:: Dataset extract ::

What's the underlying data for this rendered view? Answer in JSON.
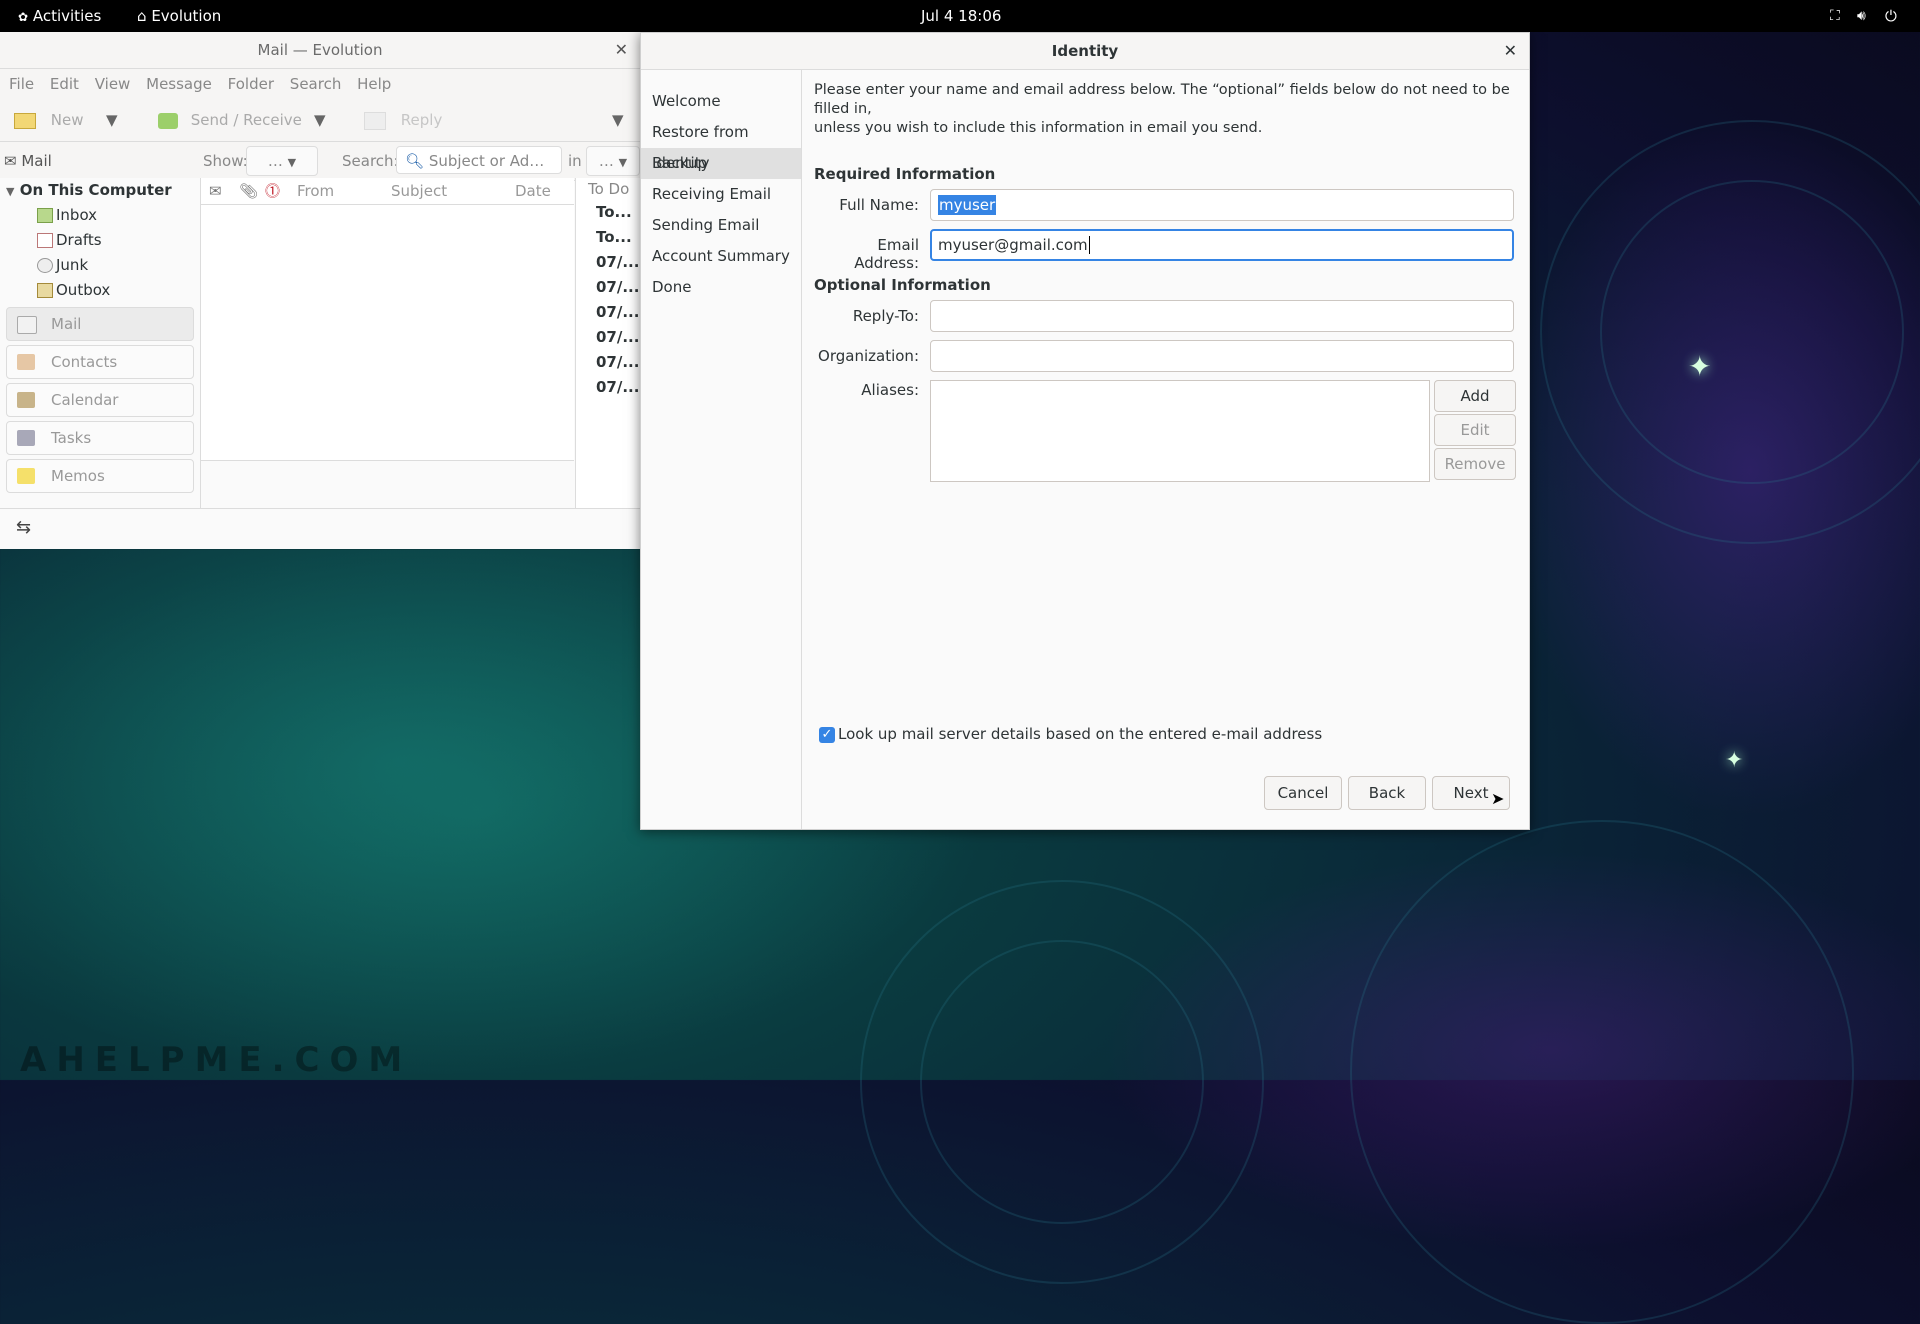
{
  "topbar": {
    "activities": "Activities",
    "app_name": "Evolution",
    "clock": "Jul 4  18:06"
  },
  "main_window": {
    "title": "Mail — Evolution",
    "menu": [
      "File",
      "Edit",
      "View",
      "Message",
      "Folder",
      "Search",
      "Help"
    ],
    "toolbar": {
      "new": "New",
      "send_receive": "Send / Receive",
      "reply": "Reply"
    },
    "searchbar": {
      "mail_label": "Mail",
      "show_label": "Show:",
      "show_value": "…",
      "search_label": "Search:",
      "search_placeholder": "Subject or Ad…",
      "in_label": "in",
      "in_value": "…"
    },
    "folders": {
      "root": "On This Computer",
      "items": [
        "Inbox",
        "Drafts",
        "Junk",
        "Outbox"
      ]
    },
    "switcher": [
      "Mail",
      "Contacts",
      "Calendar",
      "Tasks",
      "Memos"
    ],
    "columns": {
      "from": "From",
      "subject": "Subject",
      "date": "Date"
    },
    "todo": {
      "header": "To Do",
      "rows": [
        "To...",
        "To...",
        "07/...",
        "07/...",
        "07/...",
        "07/...",
        "07/...",
        "07/..."
      ]
    }
  },
  "dialog": {
    "title": "Identity",
    "steps": [
      "Welcome",
      "Restore from Backup",
      "Identity",
      "Receiving Email",
      "Sending Email",
      "Account Summary",
      "Done"
    ],
    "active_step": "Identity",
    "intro_line1": "Please enter your name and email address below. The “optional” fields below do not need to be filled in,",
    "intro_line2": "unless you wish to include this information in email you send.",
    "required_heading": "Required Information",
    "full_name_label": "Full Name:",
    "full_name_value": "myuser",
    "email_label": "Email Address:",
    "email_value": "myuser@gmail.com",
    "optional_heading": "Optional Information",
    "reply_to_label": "Reply-To:",
    "reply_to_value": "",
    "organization_label": "Organization:",
    "organization_value": "",
    "aliases_label": "Aliases:",
    "alias_buttons": {
      "add": "Add",
      "edit": "Edit",
      "remove": "Remove"
    },
    "lookup_checkbox_label": "Look up mail server details based on the entered e-mail address",
    "lookup_checked": true,
    "buttons": {
      "cancel": "Cancel",
      "back": "Back",
      "next": "Next"
    }
  },
  "watermark": "AHELPME.COM",
  "colors": {
    "accent": "#3584e4",
    "topbar": "#000000",
    "window_bg": "#fafafa"
  }
}
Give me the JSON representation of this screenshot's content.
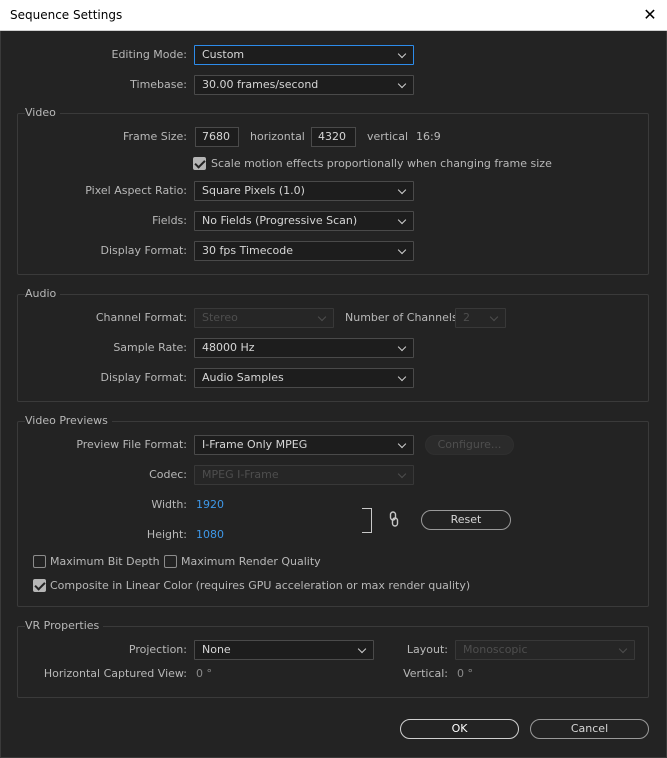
{
  "window": {
    "title": "Sequence Settings",
    "close_glyph": "✕"
  },
  "general": {
    "editing_mode_label": "Editing Mode:",
    "editing_mode_value": "Custom",
    "timebase_label": "Timebase:",
    "timebase_value": "30.00  frames/second"
  },
  "video": {
    "section_title": "Video",
    "frame_size_label": "Frame Size:",
    "width_value": "7680",
    "horizontal_label": "horizontal",
    "height_value": "4320",
    "vertical_label": "vertical",
    "aspect": "16:9",
    "scale_checkbox_label": "Scale motion effects proportionally when changing frame size",
    "scale_checked": true,
    "pixel_aspect_label": "Pixel Aspect Ratio:",
    "pixel_aspect_value": "Square Pixels (1.0)",
    "fields_label": "Fields:",
    "fields_value": "No Fields (Progressive Scan)",
    "display_format_label": "Display Format:",
    "display_format_value": "30 fps Timecode"
  },
  "audio": {
    "section_title": "Audio",
    "channel_format_label": "Channel Format:",
    "channel_format_value": "Stereo",
    "num_channels_label": "Number of Channels:",
    "num_channels_value": "2",
    "sample_rate_label": "Sample Rate:",
    "sample_rate_value": "48000 Hz",
    "display_format_label": "Display Format:",
    "display_format_value": "Audio Samples"
  },
  "previews": {
    "section_title": "Video Previews",
    "preview_format_label": "Preview File Format:",
    "preview_format_value": "I-Frame Only MPEG",
    "configure_label": "Configure...",
    "codec_label": "Codec:",
    "codec_value": "MPEG I-Frame",
    "width_label": "Width:",
    "width_value": "1920",
    "height_label": "Height:",
    "height_value": "1080",
    "reset_label": "Reset",
    "max_bit_depth_label": "Maximum Bit Depth",
    "max_bit_depth_checked": false,
    "max_render_quality_label": "Maximum Render Quality",
    "max_render_quality_checked": false,
    "linear_color_label": "Composite in Linear Color (requires GPU acceleration or max render quality)",
    "linear_color_checked": true
  },
  "vr": {
    "section_title": "VR Properties",
    "projection_label": "Projection:",
    "projection_value": "None",
    "layout_label": "Layout:",
    "layout_value": "Monoscopic",
    "h_captured_label": "Horizontal Captured View:",
    "h_captured_value": "0 °",
    "vertical_label": "Vertical:",
    "vertical_value": "0 °"
  },
  "footer": {
    "ok_label": "OK",
    "cancel_label": "Cancel"
  },
  "icons": {
    "link": "chain-link-icon",
    "checkmark": "checkmark-icon",
    "chevron": "chevron-down-icon",
    "close": "close-icon"
  }
}
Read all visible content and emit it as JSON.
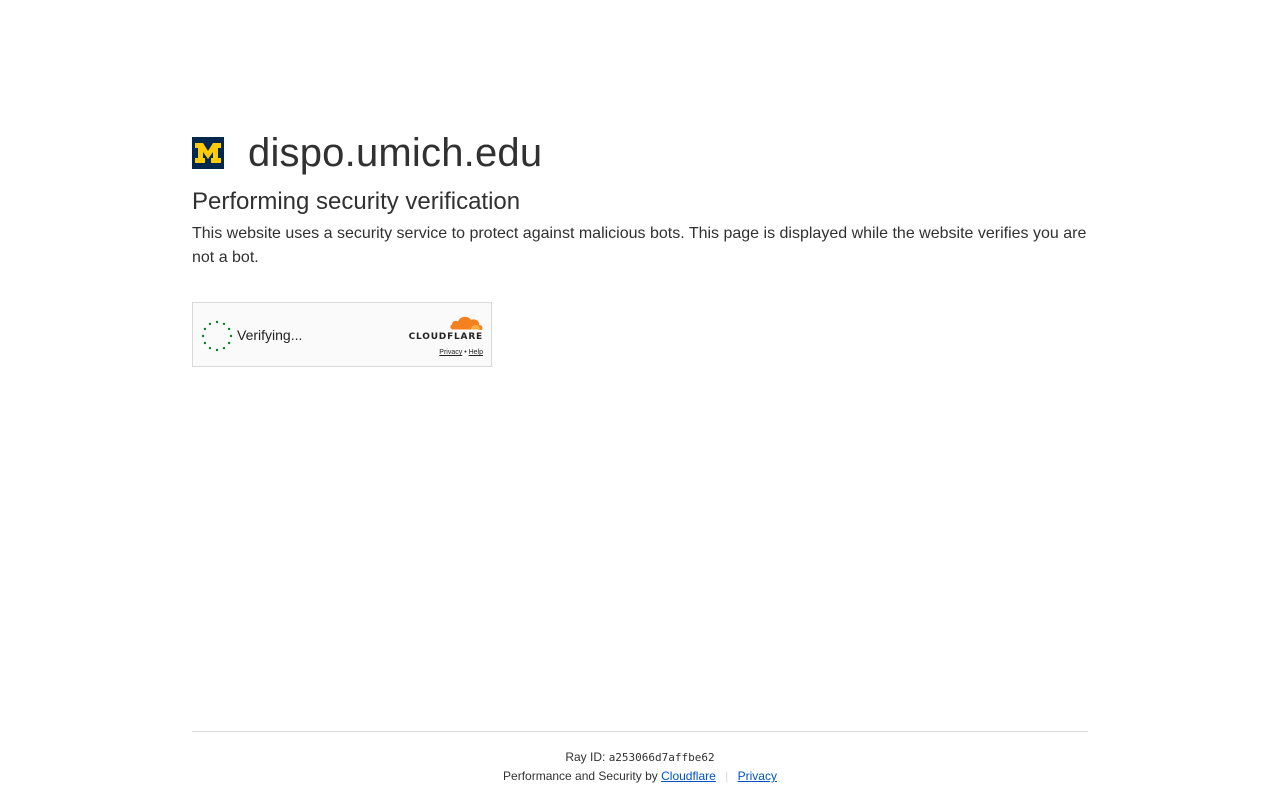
{
  "header": {
    "site_name": "dispo.umich.edu",
    "logo_icon": "umich-block-m-logo",
    "logo_letter": "M",
    "logo_colors": {
      "background": "#00274C",
      "letter": "#FFCB05"
    }
  },
  "main": {
    "heading": "Performing security verification",
    "description": "This website uses a security service to protect against malicious bots. This page is displayed while the website verifies you are not a bot."
  },
  "widget": {
    "status_text": "Verifying...",
    "spinner_icon": "loading-spinner-icon",
    "brand_icon": "cloudflare-cloud-logo",
    "brand_name": "CLOUDFLARE",
    "privacy_label": "Privacy",
    "links_separator": "•",
    "help_label": "Help",
    "colors": {
      "spinner": "#038127",
      "cloud": "#F48120"
    }
  },
  "footer": {
    "ray_label": "Ray ID:",
    "ray_id": "a253066d7affbe62",
    "performance_text": "Performance and Security by",
    "cloudflare_link": "Cloudflare",
    "separator": "|",
    "privacy_link": "Privacy",
    "link_color": "#0051C3"
  }
}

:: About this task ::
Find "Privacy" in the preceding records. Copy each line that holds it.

:: Output for this task ::
    "privacy_label": "Privacy",
    "privacy_link": "Privacy",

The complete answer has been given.